[Records from a collection]
____________
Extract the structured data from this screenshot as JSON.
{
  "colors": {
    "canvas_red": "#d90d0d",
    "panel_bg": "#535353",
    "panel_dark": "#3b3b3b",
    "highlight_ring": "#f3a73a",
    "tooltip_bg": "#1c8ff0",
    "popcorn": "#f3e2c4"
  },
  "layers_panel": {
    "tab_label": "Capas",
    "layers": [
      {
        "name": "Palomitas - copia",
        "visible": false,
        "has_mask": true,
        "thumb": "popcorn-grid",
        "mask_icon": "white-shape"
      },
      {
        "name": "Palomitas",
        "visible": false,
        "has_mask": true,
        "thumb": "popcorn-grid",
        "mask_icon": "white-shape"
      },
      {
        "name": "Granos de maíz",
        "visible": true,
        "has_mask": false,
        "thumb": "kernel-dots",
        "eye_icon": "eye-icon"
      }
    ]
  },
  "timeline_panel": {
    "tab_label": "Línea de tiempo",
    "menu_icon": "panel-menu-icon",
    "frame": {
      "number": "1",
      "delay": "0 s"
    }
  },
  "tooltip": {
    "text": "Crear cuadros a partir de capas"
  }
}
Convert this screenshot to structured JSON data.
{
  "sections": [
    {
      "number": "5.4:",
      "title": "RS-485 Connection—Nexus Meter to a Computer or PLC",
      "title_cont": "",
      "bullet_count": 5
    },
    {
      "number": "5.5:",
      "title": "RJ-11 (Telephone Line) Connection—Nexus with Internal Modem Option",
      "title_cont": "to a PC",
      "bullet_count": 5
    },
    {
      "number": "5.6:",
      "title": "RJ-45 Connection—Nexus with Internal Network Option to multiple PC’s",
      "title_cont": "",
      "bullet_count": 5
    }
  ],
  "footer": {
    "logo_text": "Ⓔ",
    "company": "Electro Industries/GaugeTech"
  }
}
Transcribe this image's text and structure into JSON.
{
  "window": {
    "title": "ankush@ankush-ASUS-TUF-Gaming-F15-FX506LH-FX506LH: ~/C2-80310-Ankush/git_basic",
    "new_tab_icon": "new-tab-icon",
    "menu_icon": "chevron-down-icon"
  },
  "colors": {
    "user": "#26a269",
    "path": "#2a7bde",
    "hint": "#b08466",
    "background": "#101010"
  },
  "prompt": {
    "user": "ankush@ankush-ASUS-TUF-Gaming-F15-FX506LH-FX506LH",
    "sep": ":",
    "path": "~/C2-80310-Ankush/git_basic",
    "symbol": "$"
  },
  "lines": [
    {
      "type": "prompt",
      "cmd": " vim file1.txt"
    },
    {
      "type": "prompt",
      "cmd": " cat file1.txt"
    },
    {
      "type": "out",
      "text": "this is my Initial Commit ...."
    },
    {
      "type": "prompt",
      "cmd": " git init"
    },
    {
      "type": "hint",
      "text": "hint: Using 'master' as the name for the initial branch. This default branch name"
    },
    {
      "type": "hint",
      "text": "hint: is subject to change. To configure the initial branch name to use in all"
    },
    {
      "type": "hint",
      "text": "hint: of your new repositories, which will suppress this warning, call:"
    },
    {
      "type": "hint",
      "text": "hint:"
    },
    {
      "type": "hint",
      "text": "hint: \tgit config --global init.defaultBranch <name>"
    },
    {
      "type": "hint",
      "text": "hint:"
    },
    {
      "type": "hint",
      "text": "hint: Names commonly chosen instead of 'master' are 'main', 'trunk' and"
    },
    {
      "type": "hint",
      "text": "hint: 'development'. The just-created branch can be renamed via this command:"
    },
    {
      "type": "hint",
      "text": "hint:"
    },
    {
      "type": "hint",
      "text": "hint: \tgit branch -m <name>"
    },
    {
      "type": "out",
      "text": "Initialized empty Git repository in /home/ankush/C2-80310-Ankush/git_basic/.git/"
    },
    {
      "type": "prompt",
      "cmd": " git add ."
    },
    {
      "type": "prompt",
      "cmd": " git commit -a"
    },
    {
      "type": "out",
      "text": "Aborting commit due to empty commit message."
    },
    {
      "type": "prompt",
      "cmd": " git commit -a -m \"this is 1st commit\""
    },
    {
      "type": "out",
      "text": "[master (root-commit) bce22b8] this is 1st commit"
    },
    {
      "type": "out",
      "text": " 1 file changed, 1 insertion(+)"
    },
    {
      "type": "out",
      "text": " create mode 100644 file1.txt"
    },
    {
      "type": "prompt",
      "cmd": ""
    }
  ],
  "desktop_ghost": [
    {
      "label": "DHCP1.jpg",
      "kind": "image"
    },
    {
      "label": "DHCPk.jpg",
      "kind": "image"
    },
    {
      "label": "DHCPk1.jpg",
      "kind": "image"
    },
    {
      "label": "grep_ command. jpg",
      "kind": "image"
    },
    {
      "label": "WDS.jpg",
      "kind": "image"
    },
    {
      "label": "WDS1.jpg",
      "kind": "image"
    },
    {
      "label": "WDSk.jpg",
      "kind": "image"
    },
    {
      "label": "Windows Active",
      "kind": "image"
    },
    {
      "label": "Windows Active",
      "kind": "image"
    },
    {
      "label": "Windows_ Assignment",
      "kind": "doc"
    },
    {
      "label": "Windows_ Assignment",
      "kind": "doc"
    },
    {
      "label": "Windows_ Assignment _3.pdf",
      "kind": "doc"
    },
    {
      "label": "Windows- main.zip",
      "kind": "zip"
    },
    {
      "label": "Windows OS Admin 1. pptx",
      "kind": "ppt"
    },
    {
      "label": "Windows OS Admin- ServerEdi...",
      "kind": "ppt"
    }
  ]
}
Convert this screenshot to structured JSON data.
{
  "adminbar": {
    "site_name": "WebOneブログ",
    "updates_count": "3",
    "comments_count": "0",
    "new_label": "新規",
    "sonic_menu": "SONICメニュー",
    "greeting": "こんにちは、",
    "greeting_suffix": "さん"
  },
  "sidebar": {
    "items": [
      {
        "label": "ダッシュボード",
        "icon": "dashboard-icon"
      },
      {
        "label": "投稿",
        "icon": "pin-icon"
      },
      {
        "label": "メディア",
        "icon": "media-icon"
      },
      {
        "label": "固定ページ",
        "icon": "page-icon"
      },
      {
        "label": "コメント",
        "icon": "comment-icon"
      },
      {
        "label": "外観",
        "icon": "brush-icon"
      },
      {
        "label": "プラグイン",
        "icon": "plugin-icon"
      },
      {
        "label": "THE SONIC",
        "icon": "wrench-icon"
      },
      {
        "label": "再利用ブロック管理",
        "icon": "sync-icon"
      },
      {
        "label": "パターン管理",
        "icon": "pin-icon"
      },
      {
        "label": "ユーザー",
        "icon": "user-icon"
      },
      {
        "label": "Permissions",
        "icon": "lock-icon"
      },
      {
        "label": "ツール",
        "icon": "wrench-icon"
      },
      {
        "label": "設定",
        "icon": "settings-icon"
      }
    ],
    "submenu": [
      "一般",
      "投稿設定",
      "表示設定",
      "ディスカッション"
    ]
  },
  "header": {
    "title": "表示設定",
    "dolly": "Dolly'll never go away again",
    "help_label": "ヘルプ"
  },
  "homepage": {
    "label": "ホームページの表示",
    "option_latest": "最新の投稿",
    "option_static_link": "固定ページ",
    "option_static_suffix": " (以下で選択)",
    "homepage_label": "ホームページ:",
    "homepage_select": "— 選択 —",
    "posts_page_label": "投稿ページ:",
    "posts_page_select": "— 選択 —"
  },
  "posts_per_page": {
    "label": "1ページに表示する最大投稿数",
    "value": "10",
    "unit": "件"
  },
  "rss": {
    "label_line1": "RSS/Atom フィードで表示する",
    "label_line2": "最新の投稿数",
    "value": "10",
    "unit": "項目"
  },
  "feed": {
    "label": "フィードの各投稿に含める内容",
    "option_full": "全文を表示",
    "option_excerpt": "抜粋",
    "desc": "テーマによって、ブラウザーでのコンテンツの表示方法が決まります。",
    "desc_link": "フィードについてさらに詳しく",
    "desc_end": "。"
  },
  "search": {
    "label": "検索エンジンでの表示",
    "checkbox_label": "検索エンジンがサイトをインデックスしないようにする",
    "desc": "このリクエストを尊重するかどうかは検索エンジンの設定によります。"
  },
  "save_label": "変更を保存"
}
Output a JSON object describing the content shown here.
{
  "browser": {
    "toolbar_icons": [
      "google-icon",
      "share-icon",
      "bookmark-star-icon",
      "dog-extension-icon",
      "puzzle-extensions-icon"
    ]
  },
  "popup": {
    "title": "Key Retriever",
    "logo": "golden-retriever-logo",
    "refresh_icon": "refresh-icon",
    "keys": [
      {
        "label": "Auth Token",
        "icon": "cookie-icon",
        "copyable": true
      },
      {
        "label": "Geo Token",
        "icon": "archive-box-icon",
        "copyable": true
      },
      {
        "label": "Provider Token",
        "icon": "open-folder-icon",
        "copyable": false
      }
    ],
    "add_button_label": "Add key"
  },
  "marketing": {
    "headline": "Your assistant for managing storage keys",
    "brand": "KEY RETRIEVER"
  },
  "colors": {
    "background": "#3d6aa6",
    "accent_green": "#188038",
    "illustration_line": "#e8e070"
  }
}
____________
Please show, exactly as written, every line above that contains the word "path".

    "path": "#2a7bde",
    "path": "~/C2-80310-Ankush/git_basic",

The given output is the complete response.